An Italian doctor has the Vatican defending that Pope John Paul II was not allowed to kill himself by denying necessary medical treatment, which in his case was the administration of a feeding tube. The pope, who died in April 2005 after a long bought with Parkinson’s, didn’t receive a tube until three days before his death.
The physician leveling the mercy killing allegation, Dr. Lina Pavanelli, heads the intensive care medical school at Italy’s University of Ferrara.
“The doctors had done something, the doctors didn’t inform the pope completely, or the pope decided,” Pavanelli told CBS News. “These are the three conclusions that I reached.”
If true, such an action would violate the Catholic Church’s own doctrine. During the Terri Schiavo drama the following winter, a Vatican bishop said: “The administration of food and water even by artificial means is, in principle, an ordinary and proportionate means of preserving life.”

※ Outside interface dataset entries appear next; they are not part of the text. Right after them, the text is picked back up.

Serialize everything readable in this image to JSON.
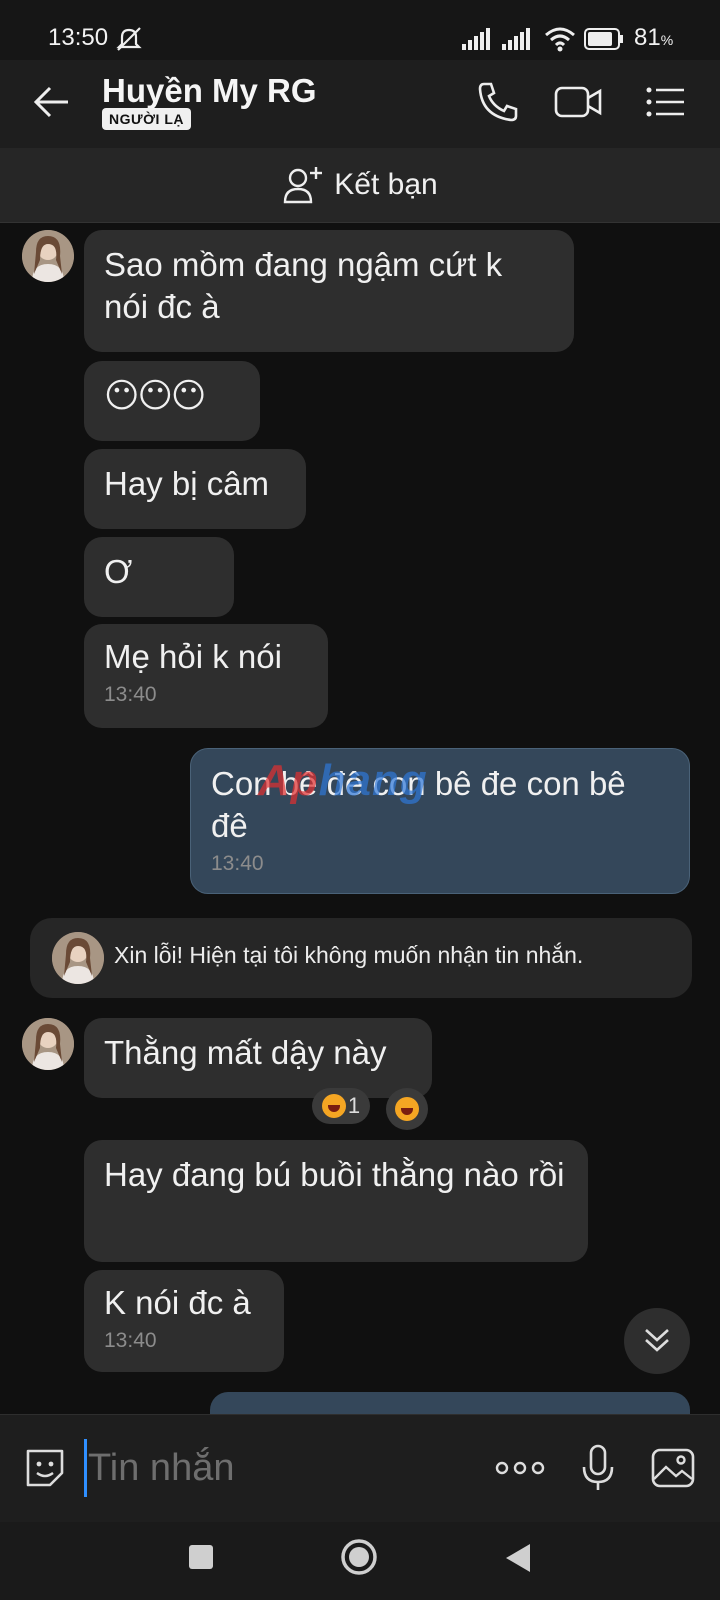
{
  "status_bar": {
    "time": "13:50",
    "battery_percent": "81",
    "battery_unit": "%"
  },
  "header": {
    "contact_name": "Huyền My RG",
    "badge": "NGƯỜI LẠ"
  },
  "friend_bar": {
    "label": "Kết bạn"
  },
  "messages": {
    "m1": "Sao mồm đang ngậm cứt k nói đc à",
    "m2_emoji": "😶😶😶",
    "m3": "Hay bị câm",
    "m4": "Ơ",
    "m5": "Mẹ hỏi k nói",
    "m5_time": "13:40",
    "m6_mine": "Con bê đê con bê đe con bê đê",
    "m6_time": "13:40",
    "system_notice": "Xin lỗi! Hiện tại tôi không muốn nhận tin nhắn.",
    "m7": "Thằng mất dậy này",
    "m7_reaction_count": "1",
    "m8": "Hay đang bú buồi thằng nào rồi",
    "m9": "K nói đc à",
    "m9_time": "13:40"
  },
  "watermark": {
    "part1": "Ap",
    "part2": "hang"
  },
  "input": {
    "placeholder": "Tin nhắn"
  },
  "colors": {
    "bubble_incoming": "#2e2e2e",
    "bubble_outgoing": "#34475a",
    "accent": "#2f8fff",
    "background": "#101010"
  },
  "icons": [
    "back-arrow-icon",
    "phone-icon",
    "video-call-icon",
    "menu-list-icon",
    "add-friend-icon",
    "sticker-icon",
    "more-dots-icon",
    "microphone-icon",
    "image-icon",
    "scroll-down-icon"
  ]
}
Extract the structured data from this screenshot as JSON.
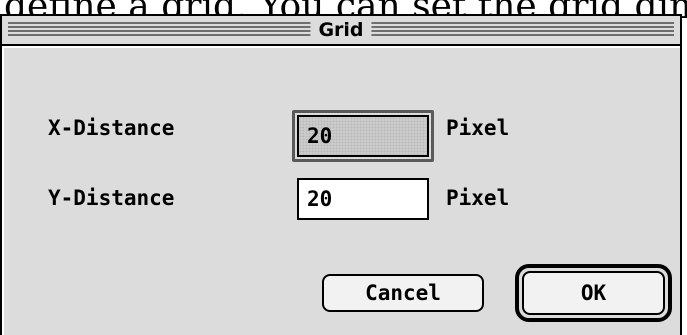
{
  "background_text": "define a grid.  You can set the grid dimensions fo",
  "window": {
    "title": "Grid"
  },
  "fields": [
    {
      "label": "X-Distance",
      "value": "20",
      "unit": "Pixel",
      "selected": true
    },
    {
      "label": "Y-Distance",
      "value": "20",
      "unit": "Pixel",
      "selected": false
    }
  ],
  "buttons": {
    "cancel": "Cancel",
    "ok": "OK"
  },
  "colors": {
    "dialog_bg": "#dcdcdc",
    "field_bg": "#ffffff",
    "border": "#000000"
  }
}
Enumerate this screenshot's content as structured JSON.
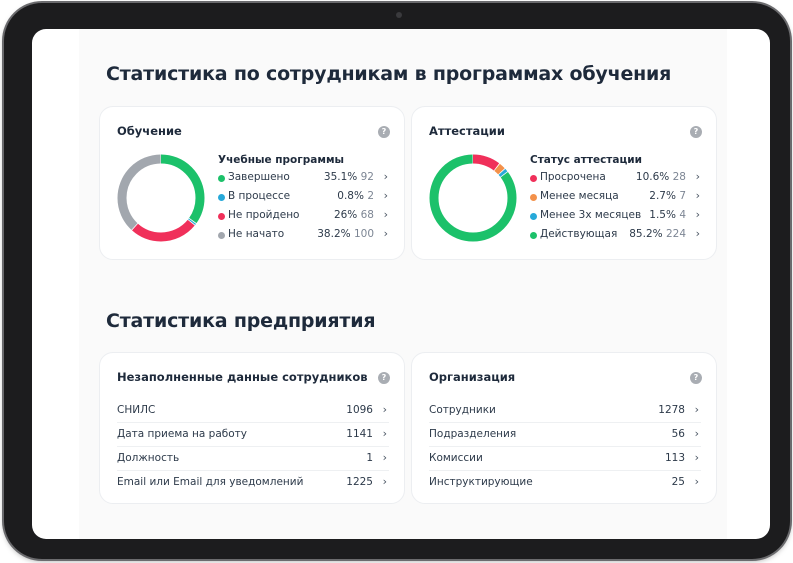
{
  "sections": {
    "training_title": "Статистика по сотрудникам в программах обучения",
    "enterprise_title": "Статистика предприятия"
  },
  "training": {
    "title": "Обучение",
    "legend_title": "Учебные программы",
    "items": [
      {
        "label": "Завершено",
        "pct": "35.1%",
        "count": "92",
        "color": "#1cc16a"
      },
      {
        "label": "В процессе",
        "pct": "0.8%",
        "count": "2",
        "color": "#27a9d9"
      },
      {
        "label": "Не пройдено",
        "pct": "26%",
        "count": "68",
        "color": "#f0305a"
      },
      {
        "label": "Не начато",
        "pct": "38.2%",
        "count": "100",
        "color": "#a2a7ae"
      }
    ]
  },
  "attestation": {
    "title": "Аттестации",
    "legend_title": "Статус аттестации",
    "items": [
      {
        "label": "Просрочена",
        "pct": "10.6%",
        "count": "28",
        "color": "#f0305a"
      },
      {
        "label": "Менее месяца",
        "pct": "2.7%",
        "count": "7",
        "color": "#f3914a"
      },
      {
        "label": "Менее 3х месяцев",
        "pct": "1.5%",
        "count": "4",
        "color": "#27a9d9"
      },
      {
        "label": "Действующая",
        "pct": "85.2%",
        "count": "224",
        "color": "#1cc16a"
      }
    ]
  },
  "missing_data": {
    "title": "Незаполненные данные сотрудников",
    "rows": [
      {
        "label": "СНИЛС",
        "value": "1096"
      },
      {
        "label": "Дата приема на работу",
        "value": "1141"
      },
      {
        "label": "Должность",
        "value": "1"
      },
      {
        "label": "Email или Email для уведомлений",
        "value": "1225"
      }
    ]
  },
  "organization": {
    "title": "Организация",
    "rows": [
      {
        "label": "Сотрудники",
        "value": "1278"
      },
      {
        "label": "Подразделения",
        "value": "56"
      },
      {
        "label": "Комиссии",
        "value": "113"
      },
      {
        "label": "Инструктирующие",
        "value": "25"
      }
    ]
  },
  "icons": {
    "help": "?",
    "chevron": "›"
  }
}
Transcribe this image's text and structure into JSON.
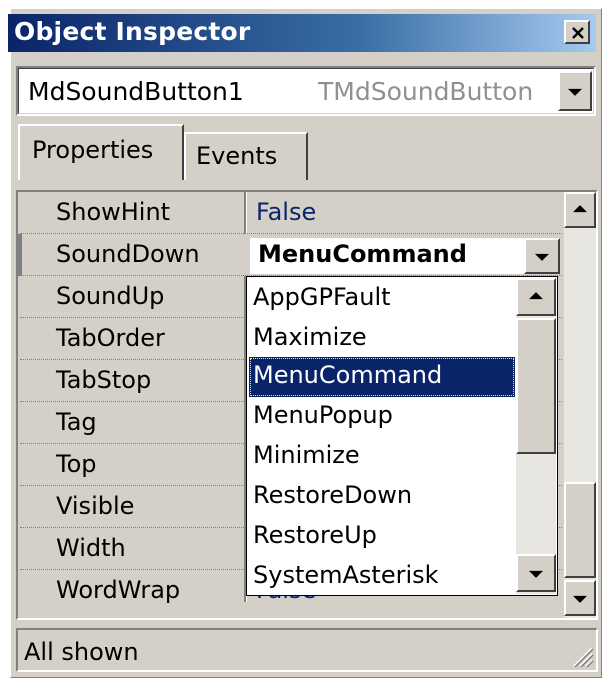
{
  "window": {
    "title": "Object Inspector"
  },
  "component_selector": {
    "name": "MdSoundButton1",
    "type": "TMdSoundButton"
  },
  "tabs": [
    {
      "label": "Properties",
      "active": true
    },
    {
      "label": "Events",
      "active": false
    }
  ],
  "properties": [
    {
      "name": "ShowHint",
      "value": "False"
    },
    {
      "name": "SoundDown",
      "value": "MenuCommand"
    },
    {
      "name": "SoundUp",
      "value": ""
    },
    {
      "name": "TabOrder",
      "value": ""
    },
    {
      "name": "TabStop",
      "value": ""
    },
    {
      "name": "Tag",
      "value": ""
    },
    {
      "name": "Top",
      "value": ""
    },
    {
      "name": "Visible",
      "value": ""
    },
    {
      "name": "Width",
      "value": ""
    },
    {
      "name": "WordWrap",
      "value": "False"
    }
  ],
  "editor": {
    "value": "MenuCommand"
  },
  "dropdown": {
    "items": [
      "AppGPFault",
      "Maximize",
      "MenuCommand",
      "MenuPopup",
      "Minimize",
      "RestoreDown",
      "RestoreUp",
      "SystemAsterisk"
    ],
    "selected": "MenuCommand"
  },
  "status": {
    "text": "All shown"
  },
  "colors": {
    "title_gradient_start": "#0a246a",
    "title_gradient_end": "#a6caf0",
    "selection": "#0a246a",
    "value_text": "#0a246a",
    "face": "#d4d0c8"
  }
}
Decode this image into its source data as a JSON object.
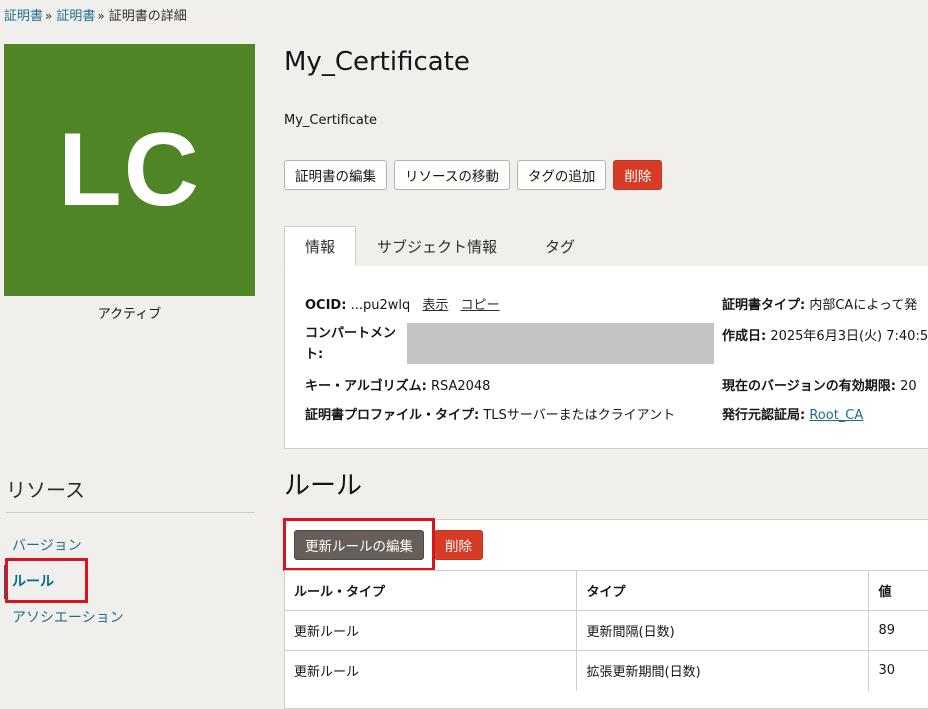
{
  "breadcrumb": [
    {
      "label": "証明書",
      "link": true
    },
    {
      "label": "証明書",
      "link": true
    },
    {
      "label": "証明書の詳細",
      "link": false
    }
  ],
  "breadcrumb_separator": "»",
  "avatar": {
    "initials": "LC",
    "color": "#4f8525"
  },
  "status": "アクティブ",
  "title": "My_Certificate",
  "subtitle": "My_Certificate",
  "actions": {
    "edit": "証明書の編集",
    "move": "リソースの移動",
    "add_tags": "タグの追加",
    "delete": "削除"
  },
  "tabs": [
    {
      "label": "情報",
      "active": true
    },
    {
      "label": "サブジェクト情報",
      "active": false
    },
    {
      "label": "タグ",
      "active": false
    }
  ],
  "info": {
    "ocid_label": "OCID:",
    "ocid_value": "...pu2wlq",
    "ocid_show": "表示",
    "ocid_copy": "コピー",
    "compartment_label": "コンパートメント:",
    "key_algorithm_label": "キー・アルゴリズム:",
    "key_algorithm_value": "RSA2048",
    "profile_type_label": "証明書プロファイル・タイプ:",
    "profile_type_value": "TLSサーバーまたはクライアント",
    "cert_type_label": "証明書タイプ:",
    "cert_type_value": "内部CAによって発",
    "created_label": "作成日:",
    "created_value": "2025年6月3日(火) 7:40:5",
    "validity_label": "現在のバージョンの有効期限:",
    "validity_value": "20",
    "issuer_label": "発行元認証局:",
    "issuer_value": "Root_CA"
  },
  "resources": {
    "title": "リソース",
    "items": [
      {
        "label": "バージョン",
        "active": false
      },
      {
        "label": "ルール",
        "active": true
      },
      {
        "label": "アソシエーション",
        "active": false
      }
    ]
  },
  "rules": {
    "title": "ルール",
    "edit_button": "更新ルールの編集",
    "delete_button": "削除",
    "columns": [
      "ルール・タイプ",
      "タイプ",
      "値"
    ],
    "rows": [
      [
        "更新ルール",
        "更新間隔(日数)",
        "89"
      ],
      [
        "更新ルール",
        "拡張更新期間(日数)",
        "30"
      ]
    ]
  },
  "colors": {
    "accent": "#1f6f8b",
    "danger": "#d63b25",
    "highlight": "#d8141f"
  }
}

The problem is Pavanelli reached her conclusion with no more information than I had: Watching the pope’s deterioration on TV. I’m probably being a cynic, but it sounds like a certain doctor was looking for some attention.